My mother-in-law once explained to me that the job of a parent is to civilize her children.
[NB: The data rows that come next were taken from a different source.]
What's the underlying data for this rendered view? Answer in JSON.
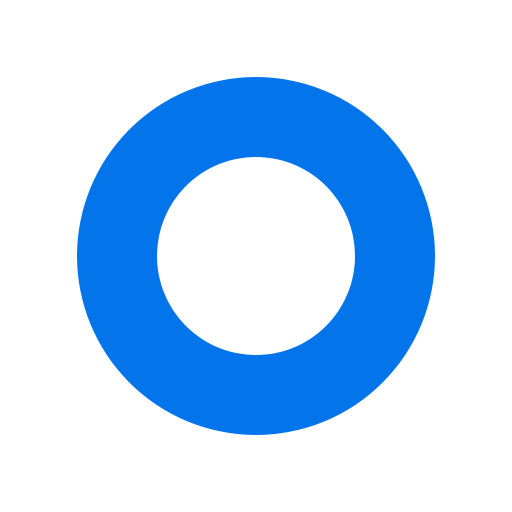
{
  "icon": {
    "name": "ring-logo-icon",
    "color": "#0474EB",
    "background": "#FFFFFF"
  }
}
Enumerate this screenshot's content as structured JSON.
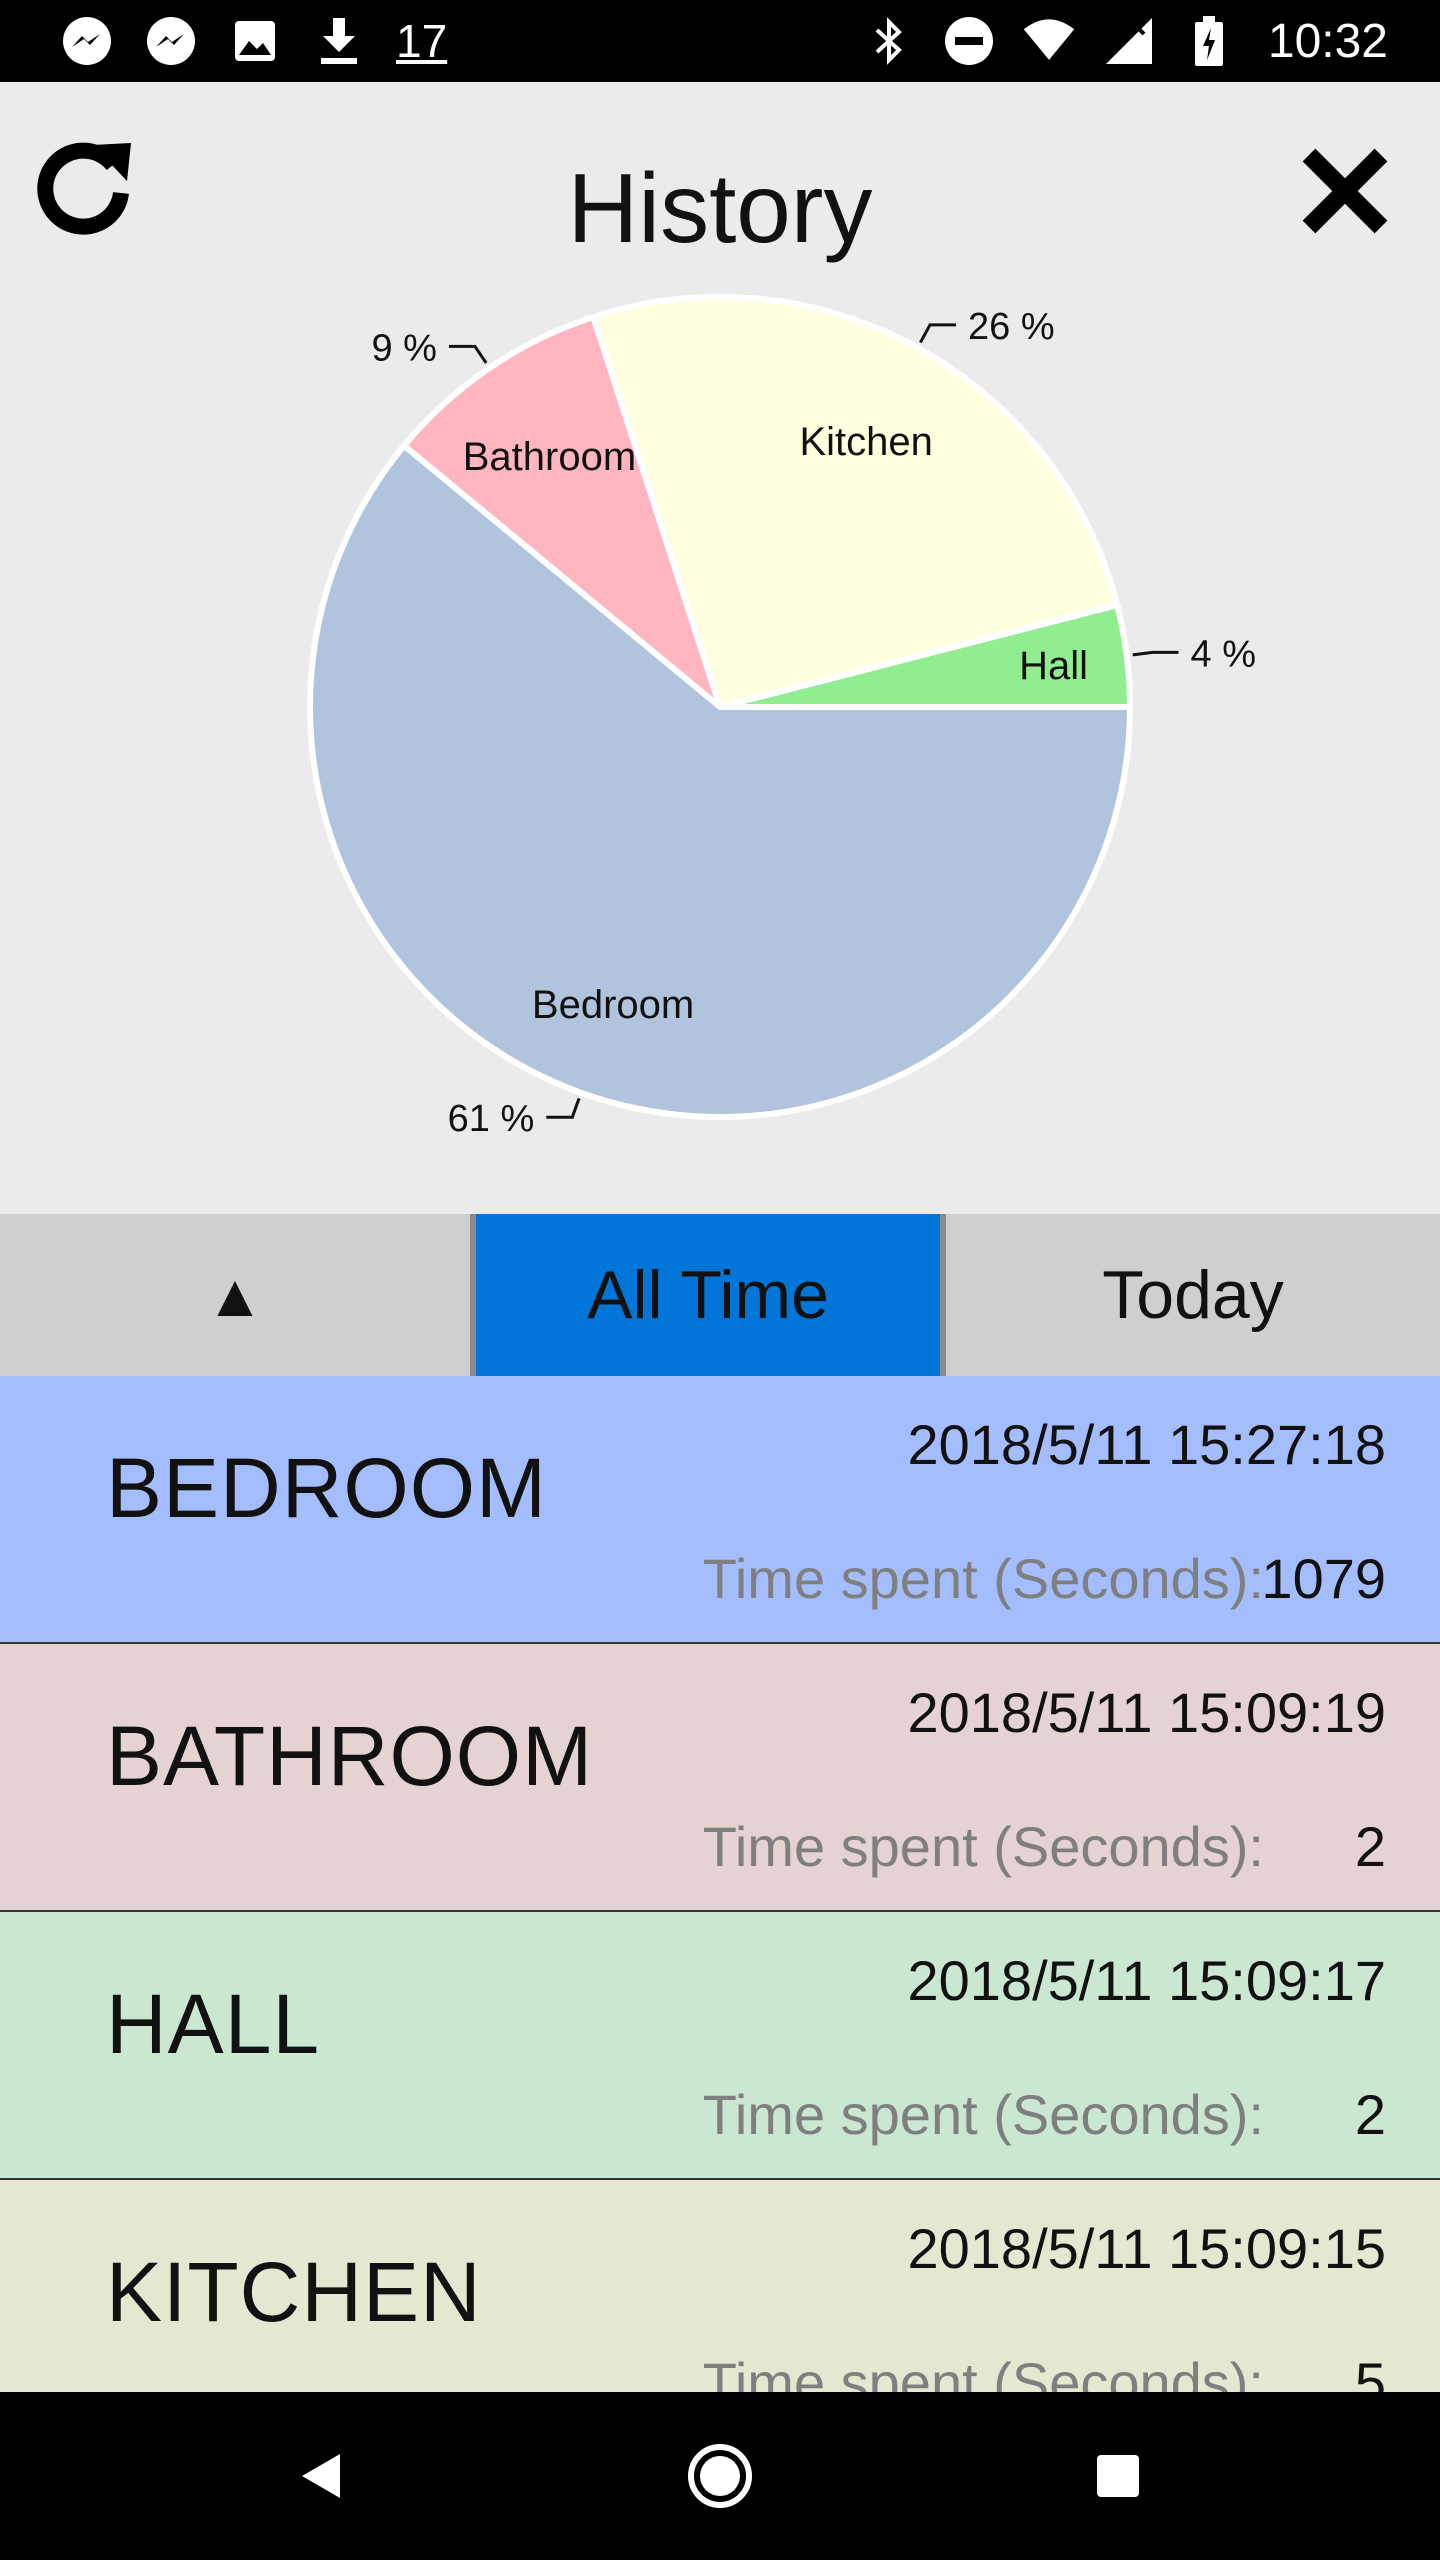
{
  "status_bar": {
    "left_icons": [
      "messenger-icon",
      "messenger-icon",
      "image-icon",
      "download-icon"
    ],
    "calendar_date": "17",
    "right_icons": [
      "bluetooth-icon",
      "do-not-disturb-icon",
      "wifi-icon",
      "no-signal-icon",
      "battery-charging-icon"
    ],
    "time": "10:32"
  },
  "header": {
    "title": "History",
    "refresh_icon": "refresh-icon",
    "close_icon": "close-icon"
  },
  "chart_data": {
    "type": "pie",
    "title": "",
    "slices": [
      {
        "label": "Hall",
        "value": 4,
        "percent_label": "4 %",
        "color": "#90ee90"
      },
      {
        "label": "Kitchen",
        "value": 26,
        "percent_label": "26 %",
        "color": "#ffffe0"
      },
      {
        "label": "Bathroom",
        "value": 9,
        "percent_label": "9 %",
        "color": "#ffb6c1"
      },
      {
        "label": "Bedroom",
        "value": 61,
        "percent_label": "61 %",
        "color": "#b0c4de"
      }
    ]
  },
  "tabs": {
    "sort_label": "▲",
    "all_time_label": "All Time",
    "today_label": "Today",
    "active_color": "#0275d8"
  },
  "rows": [
    {
      "room": "BEDROOM",
      "timestamp": "2018/5/11 15:27:18",
      "time_label": "Time spent (Seconds):",
      "time_value": "1079",
      "color": "#a4bdff"
    },
    {
      "room": "BATHROOM",
      "timestamp": "2018/5/11 15:09:19",
      "time_label": "Time spent (Seconds):",
      "time_value": "2",
      "color": "#e5d2d2"
    },
    {
      "room": "HALL",
      "timestamp": "2018/5/11 15:09:17",
      "time_label": "Time spent (Seconds):",
      "time_value": "2",
      "color": "#c9e7d1"
    },
    {
      "room": "KITCHEN",
      "timestamp": "2018/5/11 15:09:15",
      "time_label": "Time spent (Seconds):",
      "time_value": "5",
      "color": "#e6e7d1"
    }
  ],
  "nav_bar": {
    "back_icon": "back-icon",
    "home_icon": "home-icon",
    "recents_icon": "recents-icon"
  }
}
And I found myself thinking about that this morning -- partly because we are currently living in such an appallingly un-civilized political climate, but also because I was reading Richard Rohr, who is so famous for having said "If we do not transform our pain, we will most assuredly transmit it."
It seems to me that one of the key signs of maturity is exactly that: that whatever our own trials and discomforts may be, we choose not to project them -- or the blame for them -- onto others.
Which does not mean we become passive, accepting complete and total responsibility for whatever calamities may befall us: clearly we cannot stand idly by and allow tyrants to walk all over us.
But it is imperative that whatever actions we might need to take emerge out of the wisdom that comes when we take the time to know and explore the roots of our pain: when we come to understand the wounds we carry; when we realize and accept that we are not the only wounded ones; when we find ways to contain, manage, and transform our suffering; and when we allow that whole process to help us become more understanding and compassionate about the suffering of others.